Paul Bowles, Jimi Hendrix, Barbara Hutton—I’m following in their footsteps in Morocco, starting off in Tangier before exploring the north Atlantic coast. It’s no longer the smoky den of vice that once drew the Beat Generation and the Peace and Love crowd, but today the cleaned-up port is better than ever for the soul—and the […]
Tuesday, June 10, 2008 Asilah, Morocco Read more about Morocco in International Living Postcards —your daily escape “This morning, I woke up to sunshine, a brilliant blue sky, the sound of birdsong, and, best of all, a beautiful view of the azure Atlantic…” That was a March entry in my journal, from my first day […]
Paul Bowles, Jimi Hendrix, Barbara Hutton—I’m following in their footsteps in Morocco, starting off in Tangiers before exploring the north Atlantic coast. It’s no longer the smoky den of vice that once drew the Beat Generation and the Peace and Love crowd, but today the cleaned-up port is better than ever for the soul—and the wallet.
Imagine a home overlooking beautiful sapphire waters for only $140,000. Monday, June 9, 2008 Northern Morocco Read more about Morocco in International Living Postcards—your daily escape Sparkling blue water and an unbroken stretch of soft, sandy beach stretched out before me as I looked south from the new complex of vacation apartments on the Mediterranean. […]
Monday, Feb. 11, 2008 Read more about Morocco in International Living Postcards—your daily escape I’ve found somewhere that offers year-round sunshine and a warm, dry climate as well as affordable housing, stunning landscapes, extensive coastline—more than 2,000 miles long—and a low cost of living.
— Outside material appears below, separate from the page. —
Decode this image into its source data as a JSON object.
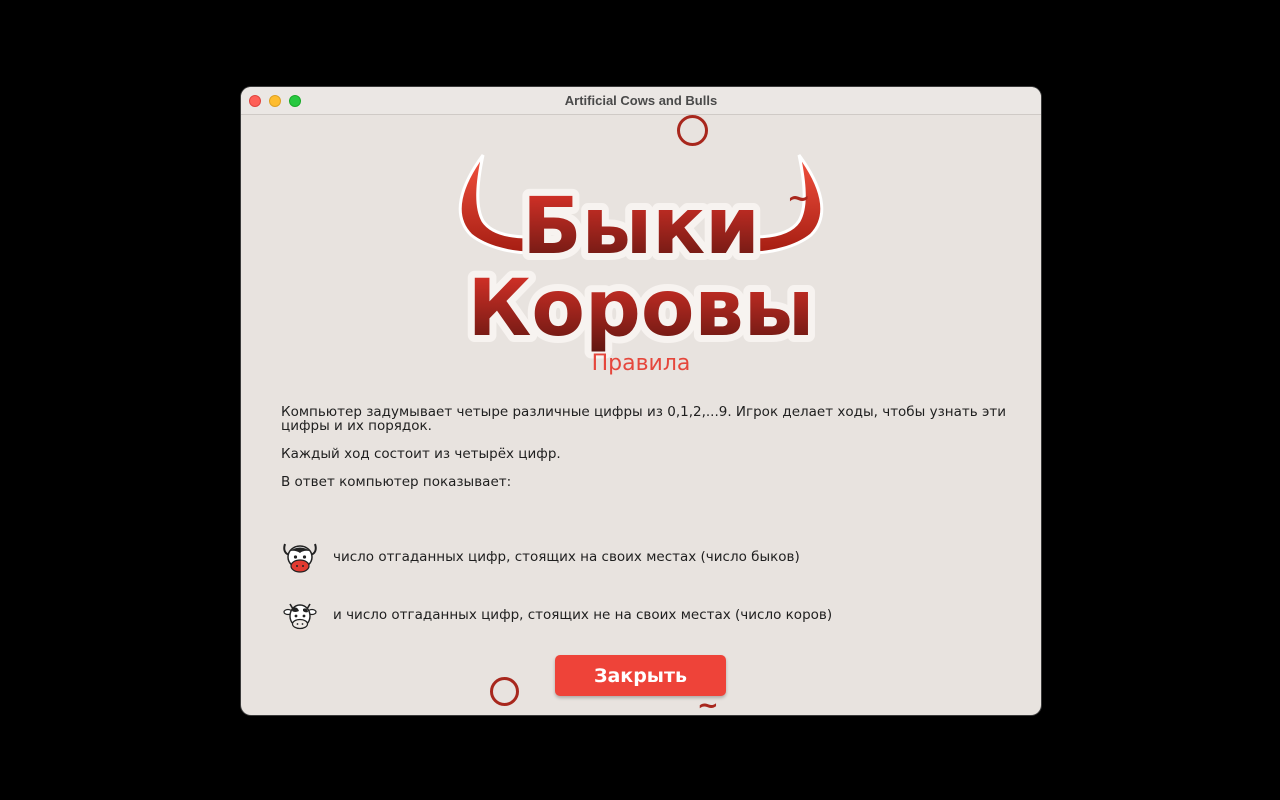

I’m talking about Morocco—just a 35-minute ferry ride from the south […]
This may look like goats in a tree to you…but this is in fact a highly sophisticated beauty-products factory… I didn’t believe goats could climb trees…until I saw it for myself: half a dozen of them, some quite high, silhouetted against the misty clouds in the sky. The goats climb the trees to get the […]
Morocco, when I visited it some 12 years ago, in the winter of ’95, was a beggar’s paradise crammed with touts eager to harass all and sundry foreigners. I had piloted an RV over practically every road in Morocco and thought, right, I’ve been there, done that. I could not have been more wrong; in […]
From Italy to India -6 of the best fun learning vacations
He wetted his finger and rubbed the cup’s surface. His finger reddened. “Berber lipstick,” he said, “have it, I give it to you for nothing.”
Having already spent a few days in Morocco, I thought there was no such thing as a free lunch…